Excerpts from an interface dataset
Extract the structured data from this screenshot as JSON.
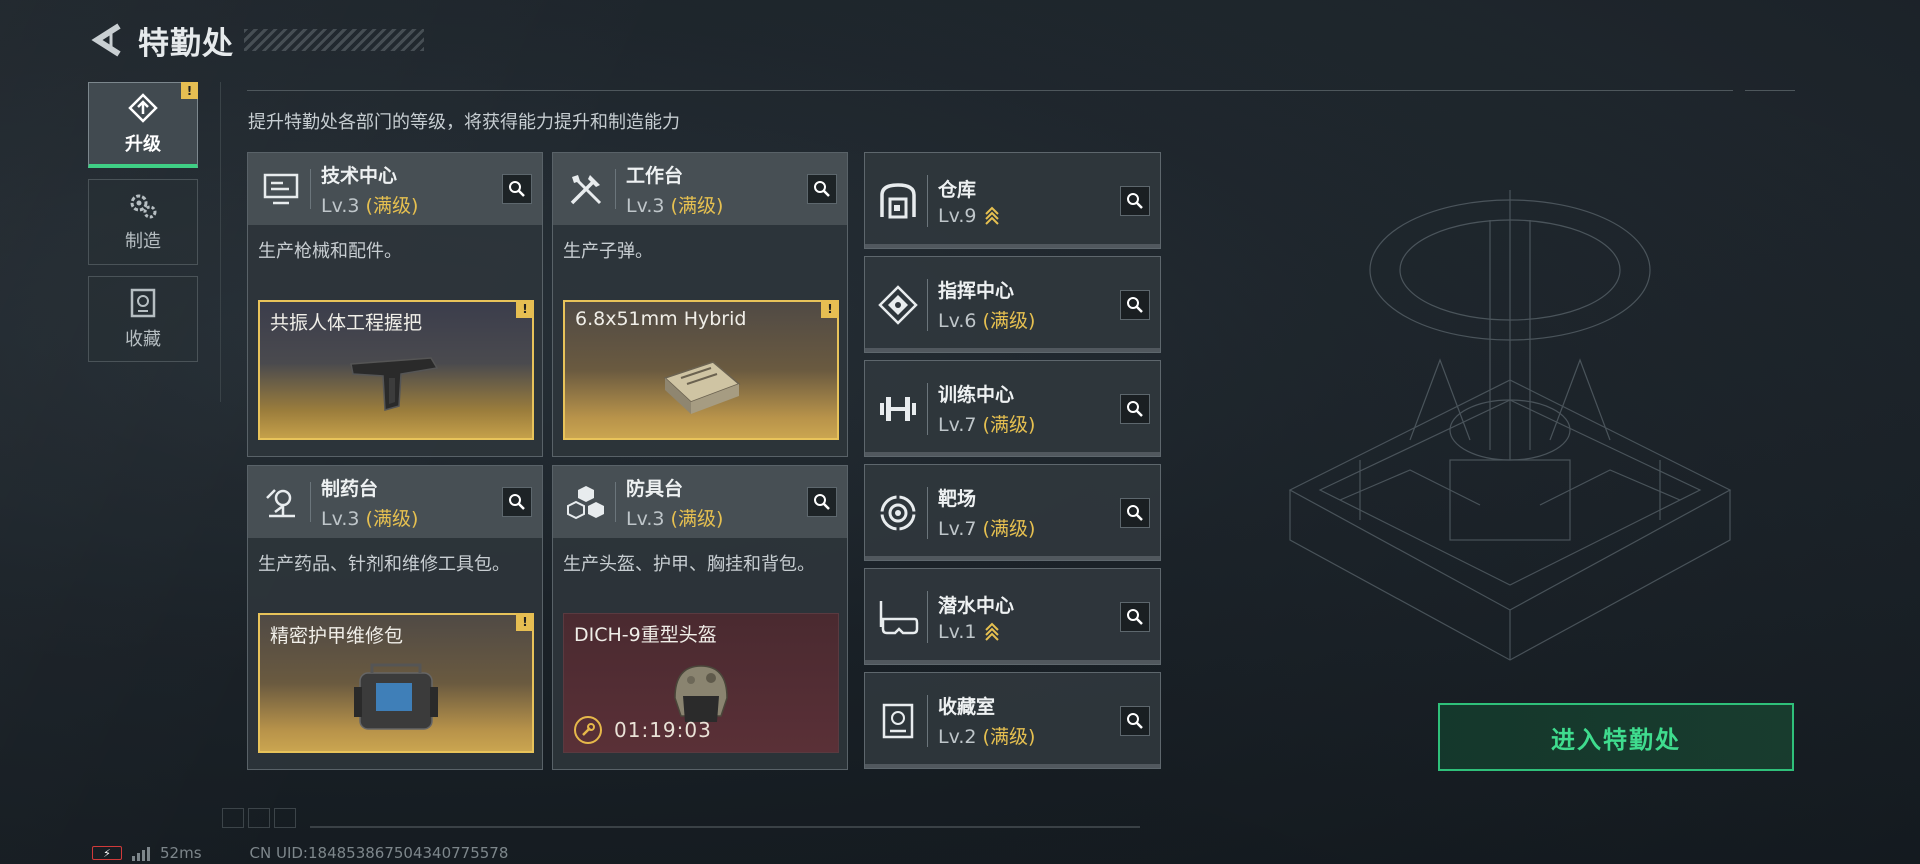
{
  "header": {
    "title": "特勤处"
  },
  "nav": [
    {
      "label": "升级",
      "icon": "upgrade-icon",
      "active": true,
      "badge": "!"
    },
    {
      "label": "制造",
      "icon": "gears-icon",
      "active": false
    },
    {
      "label": "收藏",
      "icon": "collection-icon",
      "active": false
    }
  ],
  "subtitle": "提升特勤处各部门的等级，将获得能力提升和制造能力",
  "cards": [
    {
      "name": "技术中心",
      "level": "Lv.3",
      "max": "(满级)",
      "icon": "tech-center-icon",
      "desc": "生产枪械和配件。",
      "craft": {
        "name": "共振人体工程握把",
        "badge": "!",
        "item_icon": "grip-icon"
      }
    },
    {
      "name": "工作台",
      "level": "Lv.3",
      "max": "(满级)",
      "icon": "tools-icon",
      "desc": "生产子弹。",
      "craft": {
        "name": "6.8x51mm Hybrid",
        "badge": "!",
        "item_icon": "ammo-box-icon"
      }
    },
    {
      "name": "制药台",
      "level": "Lv.3",
      "max": "(满级)",
      "icon": "microscope-icon",
      "desc": "生产药品、针剂和维修工具包。",
      "craft": {
        "name": "精密护甲维修包",
        "badge": "!",
        "item_icon": "repair-kit-icon"
      }
    },
    {
      "name": "防具台",
      "level": "Lv.3",
      "max": "(满级)",
      "icon": "armor-cubes-icon",
      "desc": "生产头盔、护甲、胸挂和背包。",
      "craft": {
        "name": "DICH-9重型头盔",
        "timer": "01:19:03",
        "item_icon": "helmet-icon"
      }
    }
  ],
  "rooms": [
    {
      "name": "仓库",
      "level": "Lv.9",
      "max": "",
      "upgradable": true,
      "icon": "warehouse-icon"
    },
    {
      "name": "指挥中心",
      "level": "Lv.6",
      "max": "(满级)",
      "upgradable": false,
      "icon": "command-icon"
    },
    {
      "name": "训练中心",
      "level": "Lv.7",
      "max": "(满级)",
      "upgradable": false,
      "icon": "dumbbell-icon"
    },
    {
      "name": "靶场",
      "level": "Lv.7",
      "max": "(满级)",
      "upgradable": false,
      "icon": "target-icon"
    },
    {
      "name": "潜水中心",
      "level": "Lv.1",
      "max": "",
      "upgradable": true,
      "icon": "goggles-icon"
    },
    {
      "name": "收藏室",
      "level": "Lv.2",
      "max": "(满级)",
      "upgradable": false,
      "icon": "vault-icon"
    }
  ],
  "enter_button": "进入特勤处",
  "footer": {
    "ping": "52ms",
    "uid": "CN UID:184853867504340775578"
  },
  "colors": {
    "accent": "#3fcf85",
    "gold": "#e6c050",
    "badge": "#e6be52"
  }
}
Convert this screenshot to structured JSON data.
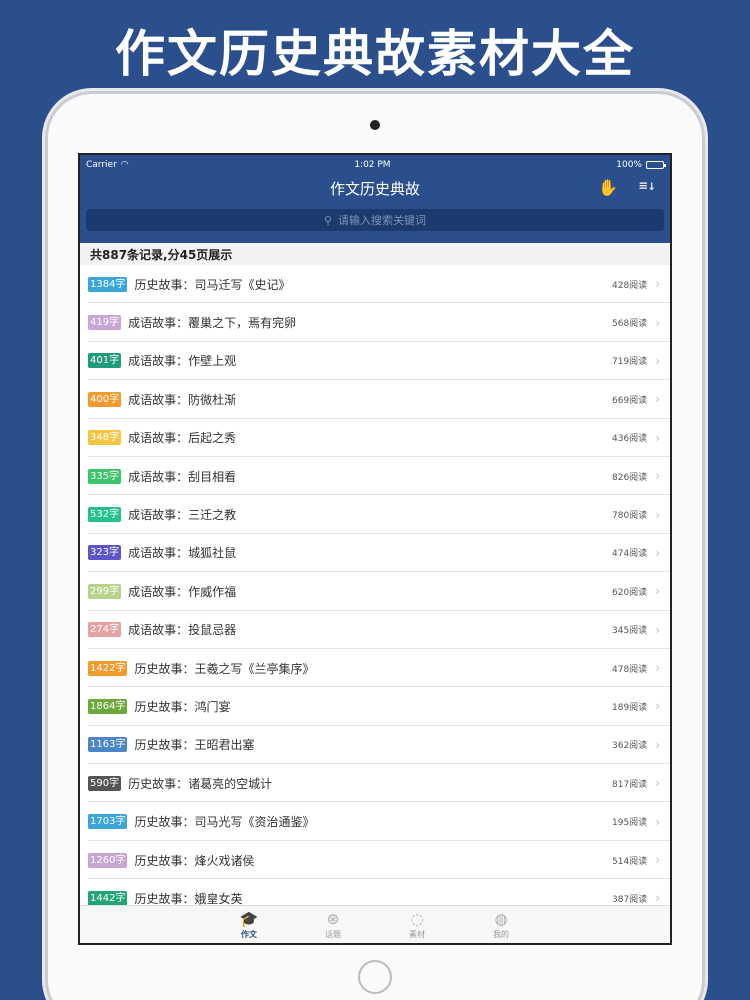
{
  "promo": {
    "title": "作文历史典故素材大全"
  },
  "status_bar": {
    "carrier": "Carrier",
    "time": "1:02 PM",
    "battery": "100%"
  },
  "navbar": {
    "title": "作文历史典故"
  },
  "search": {
    "placeholder": "请输入搜索关键词"
  },
  "summary": "共887条记录,分45页展示",
  "items": [
    {
      "count": "1384字",
      "color": "#3aa5d8",
      "title": "历史故事：司马迁写《史记》",
      "reads": "428阅读"
    },
    {
      "count": "419字",
      "color": "#c7a6d6",
      "title": "成语故事：覆巢之下，焉有完卵",
      "reads": "568阅读"
    },
    {
      "count": "401字",
      "color": "#1f9a7a",
      "title": "成语故事：作壁上观",
      "reads": "719阅读"
    },
    {
      "count": "400字",
      "color": "#f39a2c",
      "title": "成语故事：防微杜渐",
      "reads": "669阅读"
    },
    {
      "count": "348字",
      "color": "#f5c542",
      "title": "成语故事：后起之秀",
      "reads": "436阅读"
    },
    {
      "count": "335字",
      "color": "#3cc46b",
      "title": "成语故事：刮目相看",
      "reads": "826阅读"
    },
    {
      "count": "532字",
      "color": "#24c08e",
      "title": "成语故事：三迁之教",
      "reads": "780阅读"
    },
    {
      "count": "323字",
      "color": "#5c54c9",
      "title": "成语故事：城狐社鼠",
      "reads": "474阅读"
    },
    {
      "count": "299字",
      "color": "#b5d48a",
      "title": "成语故事：作威作福",
      "reads": "620阅读"
    },
    {
      "count": "274字",
      "color": "#e4a3a3",
      "title": "成语故事：投鼠忌器",
      "reads": "345阅读"
    },
    {
      "count": "1422字",
      "color": "#f39a2c",
      "title": "历史故事：王羲之写《兰亭集序》",
      "reads": "478阅读"
    },
    {
      "count": "1864字",
      "color": "#6da83a",
      "title": "历史故事：鸿门宴",
      "reads": "189阅读"
    },
    {
      "count": "1163字",
      "color": "#4a86c8",
      "title": "历史故事：王昭君出塞",
      "reads": "362阅读"
    },
    {
      "count": "590字",
      "color": "#555555",
      "title": "历史故事：诸葛亮的空城计",
      "reads": "817阅读"
    },
    {
      "count": "1703字",
      "color": "#3aa5d8",
      "title": "历史故事：司马光写《资治通鉴》",
      "reads": "195阅读"
    },
    {
      "count": "1260字",
      "color": "#c7a6d6",
      "title": "历史故事：烽火戏诸侯",
      "reads": "514阅读"
    },
    {
      "count": "1442字",
      "color": "#24a374",
      "title": "历史故事：娥皇女英",
      "reads": "387阅读"
    }
  ],
  "tabs": [
    {
      "label": "作文",
      "icon": "graduation-cap-icon",
      "active": true
    },
    {
      "label": "话题",
      "icon": "aperture-icon",
      "active": false
    },
    {
      "label": "素材",
      "icon": "lightbulb-icon",
      "active": false
    },
    {
      "label": "我的",
      "icon": "user-icon",
      "active": false
    }
  ]
}
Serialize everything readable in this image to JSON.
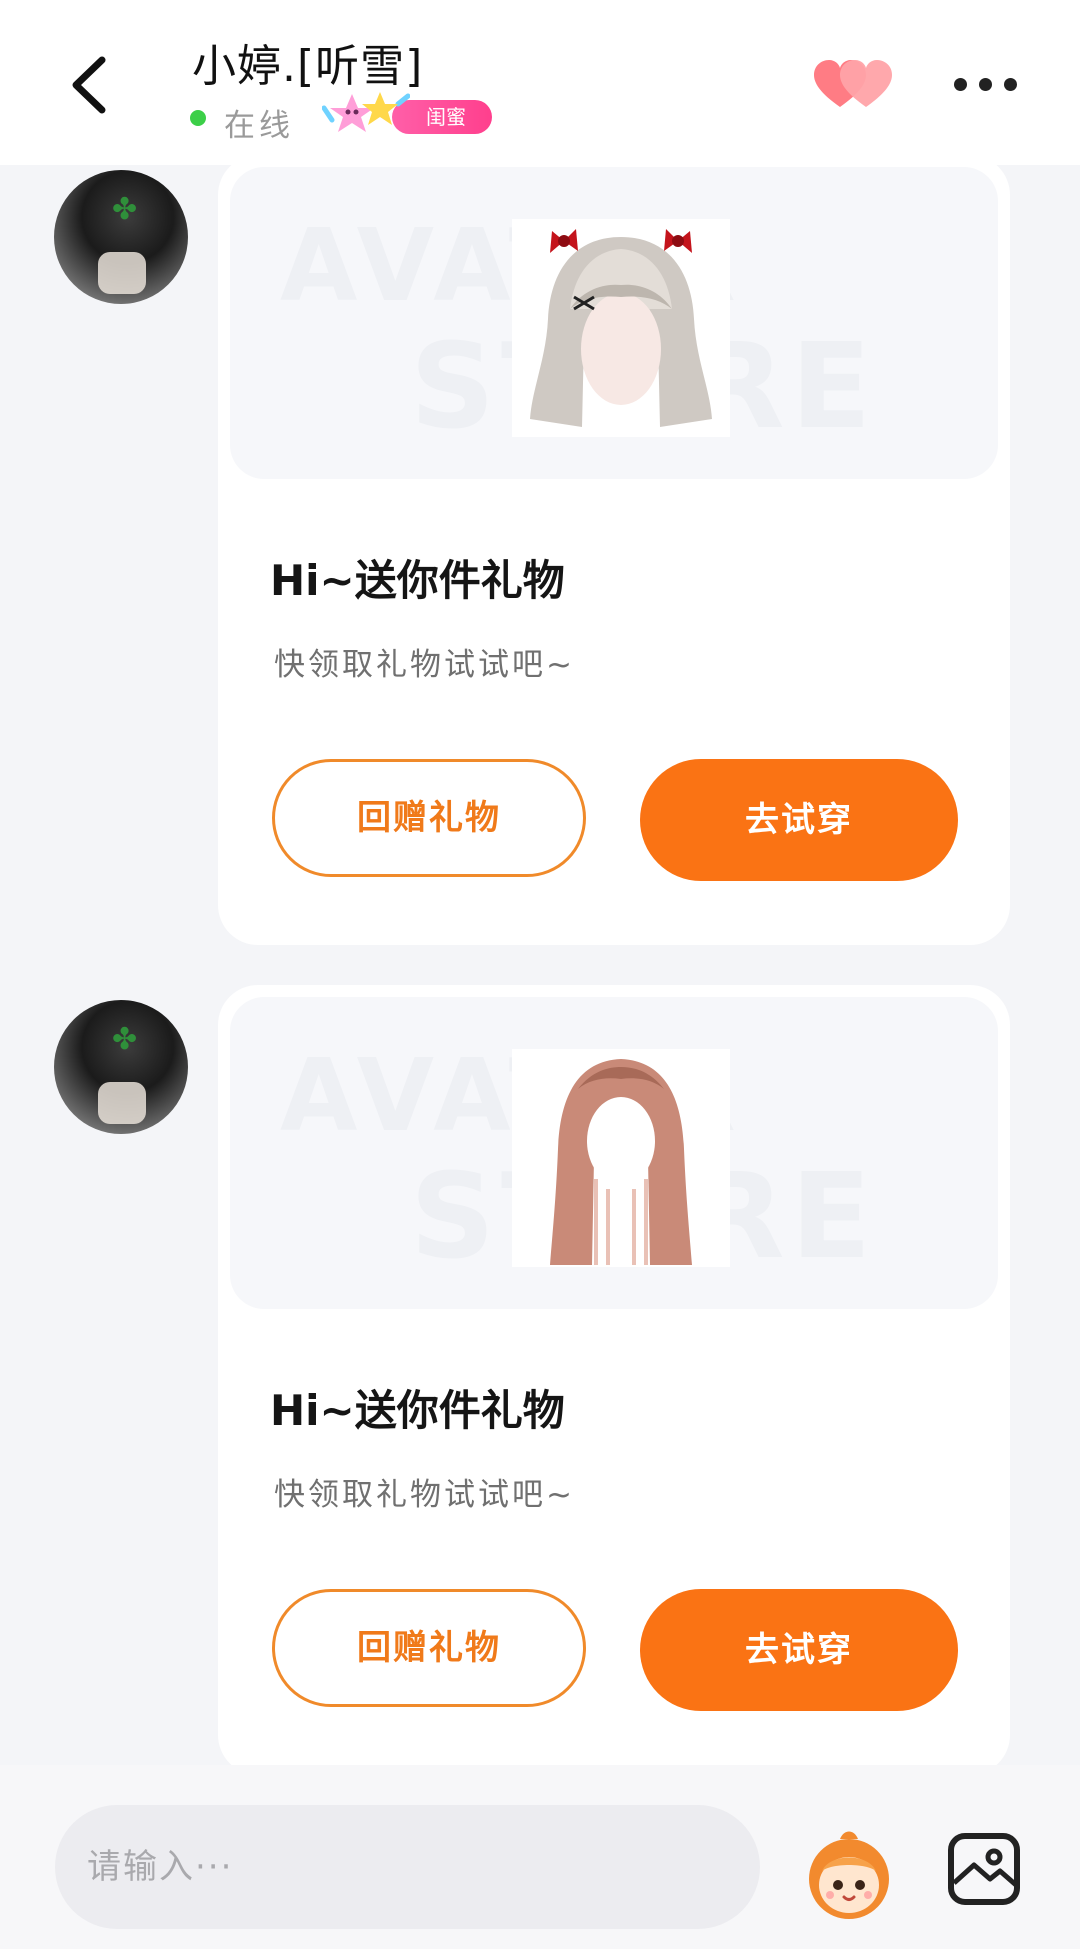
{
  "header": {
    "contact_name": "小婷.[听雪]",
    "status": "在线",
    "relation_badge": "闺蜜",
    "icons": {
      "back": "back-arrow-icon",
      "hearts": "double-heart-icon",
      "more": "more-dots-icon",
      "status_dot_color": "#3ccf48"
    }
  },
  "messages": [
    {
      "watermark_top": "AVATAR",
      "watermark_bottom": "STORE",
      "item": "hair-bangs-red-bows",
      "title": "Hi~送你件礼物",
      "subtitle": "快领取礼物试试吧~",
      "secondary_button": "回赠礼物",
      "primary_button": "去试穿"
    },
    {
      "watermark_top": "AVATAR",
      "watermark_bottom": "STORE",
      "item": "hair-long-pink-straight",
      "title": "Hi~送你件礼物",
      "subtitle": "快领取礼物试试吧~",
      "secondary_button": "回赠礼物",
      "primary_button": "去试穿"
    }
  ],
  "input": {
    "placeholder": "请输入···",
    "icons": {
      "mascot": "mascot-emoji-icon",
      "image": "image-icon"
    }
  },
  "colors": {
    "accent": "#fa7314",
    "badge_pink": "#ff3f8d",
    "background": "#f4f5f8"
  }
}
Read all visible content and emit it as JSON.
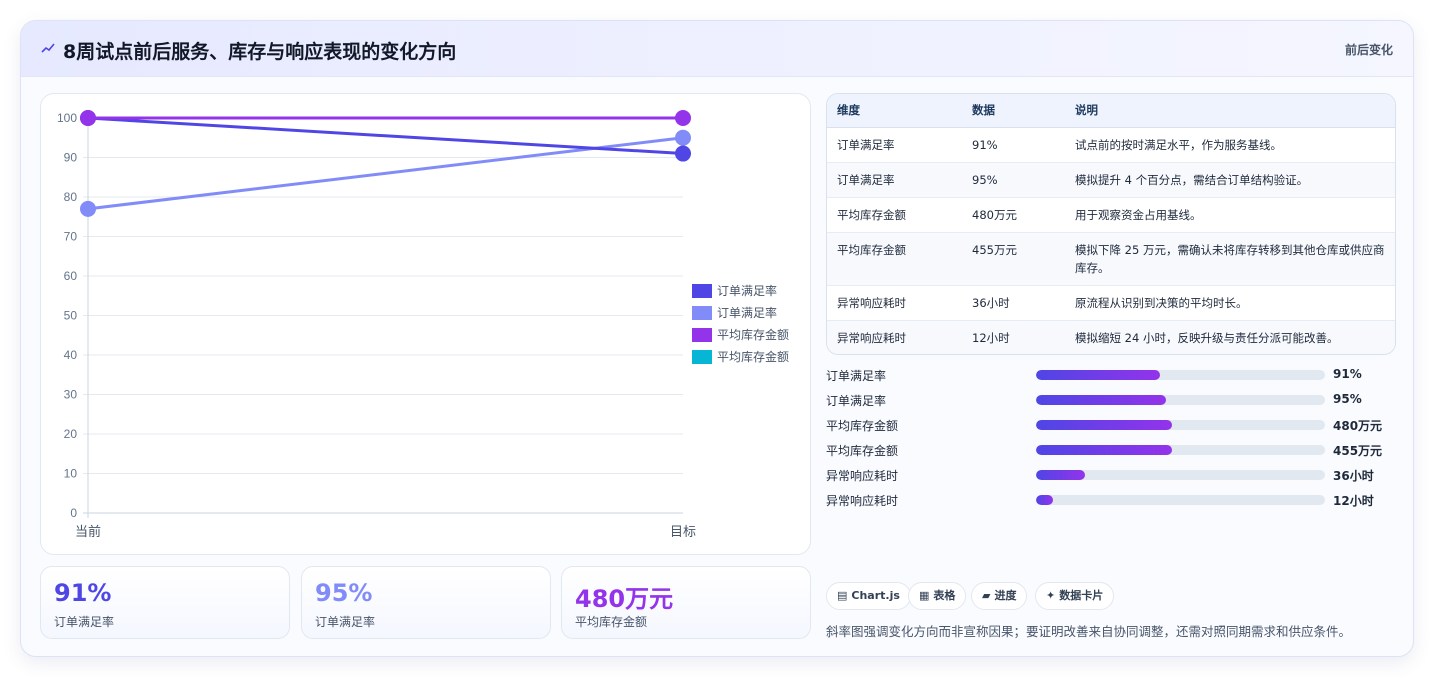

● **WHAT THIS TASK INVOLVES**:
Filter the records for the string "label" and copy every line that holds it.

● **EXERCISE RESULT**:
      "label": "升级",
      "label": "制造",
      "label": "收藏",
      "label": "作文",
      "label": "话题",
      "label": "素材",
      "label": "我的",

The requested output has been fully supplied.